You have /5 articles left.
Sign up for a free account or log in.
Reading Bryan Alexander’s "Imagining the Pandemic Continues Into 2023" posts (part 1 and part 2) has me thinking about black swans. These are the low-probability/high-impact events that Nassim Nicholas Taleb identified in his 2007 book.
The idea of black swan theory is that the future is mostly made by things we didn’t see coming. Given that we are unlikely to accurately predict the cause or timing of the next major system shock, our best approach is to focus on resiliency and antifragility.
What might be higher ed’s next black swan?
One low-probability/high-impact event that comes immediately to mind is a COVID-19 vaccine failure. On April 30, The New York Times published an opinion piece called "How Long Will a Vaccine Really Take?" That piece is informative, as it allows potential times to an effective and widely distributed vaccine to vary based on several variables.
Most of us, including myself, have been operating on the assumption that a vaccine will be coming sometime this academic year, allowing us to plan to “get back to normal” for the fall of 2021. What if this assumption is wrong? To quote the New York Times piece:
The grim truth behind this rosy forecast is that a vaccine probably won’t arrive any time soon. Clinical trials almost never succeed. We’ve never released a coronavirus vaccine for humans before. Our record for developing an entirely new vaccine is at least four years -- more time than the public or the economy can tolerate social-distancing orders.
Perhaps events have overtaken the analysis from this Times piece (I don’t know). Still, it is difficult to read that article without coming away thinking that there is at least a probability that a vaccine will take longer than most of expect. Based on the history of vaccine development, testing, manufacturing, distribution and adoption -- it may be reasonable to ask if we should be planning for social distancing, de-densification, testing and masking on a scale of years rather than months.
What I don’t know -- and don’t know how to figure out -- is what we in higher ed should be doing with that possibility?
Higher ed may be good at thinking in time scales of the immediate (what we are doing now) and the long run (our children and grandchildren). I’m not sure we are well equipped to think about big changes in the medium run.

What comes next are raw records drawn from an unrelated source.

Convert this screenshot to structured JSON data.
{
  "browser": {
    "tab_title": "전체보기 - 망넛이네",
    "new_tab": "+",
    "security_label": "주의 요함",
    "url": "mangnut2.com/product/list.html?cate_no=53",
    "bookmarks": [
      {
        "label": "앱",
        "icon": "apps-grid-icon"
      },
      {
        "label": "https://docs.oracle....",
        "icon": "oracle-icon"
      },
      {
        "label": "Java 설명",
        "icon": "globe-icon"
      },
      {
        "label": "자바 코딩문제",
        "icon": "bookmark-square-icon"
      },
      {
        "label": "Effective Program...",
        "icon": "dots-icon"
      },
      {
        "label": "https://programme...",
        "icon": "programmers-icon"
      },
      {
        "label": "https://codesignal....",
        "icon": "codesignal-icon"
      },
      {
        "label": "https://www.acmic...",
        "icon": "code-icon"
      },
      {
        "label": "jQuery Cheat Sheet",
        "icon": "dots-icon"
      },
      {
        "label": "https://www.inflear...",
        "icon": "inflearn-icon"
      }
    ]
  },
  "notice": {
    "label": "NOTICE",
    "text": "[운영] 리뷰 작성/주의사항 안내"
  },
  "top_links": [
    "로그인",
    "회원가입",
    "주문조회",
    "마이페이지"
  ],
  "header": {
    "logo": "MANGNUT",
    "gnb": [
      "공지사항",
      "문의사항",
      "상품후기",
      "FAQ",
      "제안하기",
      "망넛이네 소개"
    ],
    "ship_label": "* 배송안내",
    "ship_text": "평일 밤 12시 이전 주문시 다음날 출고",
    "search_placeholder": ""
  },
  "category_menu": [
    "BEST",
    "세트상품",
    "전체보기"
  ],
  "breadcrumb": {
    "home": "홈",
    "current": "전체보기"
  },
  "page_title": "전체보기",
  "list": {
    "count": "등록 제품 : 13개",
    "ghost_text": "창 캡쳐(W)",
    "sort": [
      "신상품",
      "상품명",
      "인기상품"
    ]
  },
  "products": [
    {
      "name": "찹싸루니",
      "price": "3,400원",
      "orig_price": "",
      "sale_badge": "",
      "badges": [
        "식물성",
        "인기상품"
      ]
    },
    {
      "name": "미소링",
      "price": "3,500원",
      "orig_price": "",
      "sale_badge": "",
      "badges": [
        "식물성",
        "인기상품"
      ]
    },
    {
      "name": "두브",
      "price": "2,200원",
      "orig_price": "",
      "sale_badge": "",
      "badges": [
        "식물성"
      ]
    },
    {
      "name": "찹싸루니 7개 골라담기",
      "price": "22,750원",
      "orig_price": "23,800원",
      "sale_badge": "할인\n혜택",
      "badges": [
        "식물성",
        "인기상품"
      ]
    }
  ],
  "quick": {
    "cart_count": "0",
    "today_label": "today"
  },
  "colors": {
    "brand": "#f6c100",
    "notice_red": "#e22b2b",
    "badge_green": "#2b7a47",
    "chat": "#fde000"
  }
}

What would we do differently if we knew that the next four years will look -- from a public health perspective -- much like the fall of 2020?
If this is the new normal, what changes would we make so that the entire academic career of a freshman starting college today would be as productive, impactful and transformative as possible? I don’t know.
If a long-running pandemic is not enough of a low-probability/high-impact higher ed event, we could think of others. If the Western wildfires are any indication, the impact of human-caused climate change may be coming sooner than we expected. How many colleges and universities are vulnerable to extreme weather? Flooding, blizzards, hurricanes, tornadoes?
Can we imagine a scenario where international students stopped coming to the U.S.? Some combination of pandemic, policy, and geopolitics result in a complete cessation of the global student flow. What would be the impact?
Should every college and university employ an in-house higher ed futurist?
Will COVID-19 spawn new academic leadership roles, such as vice provost for low-probability/high-impact events?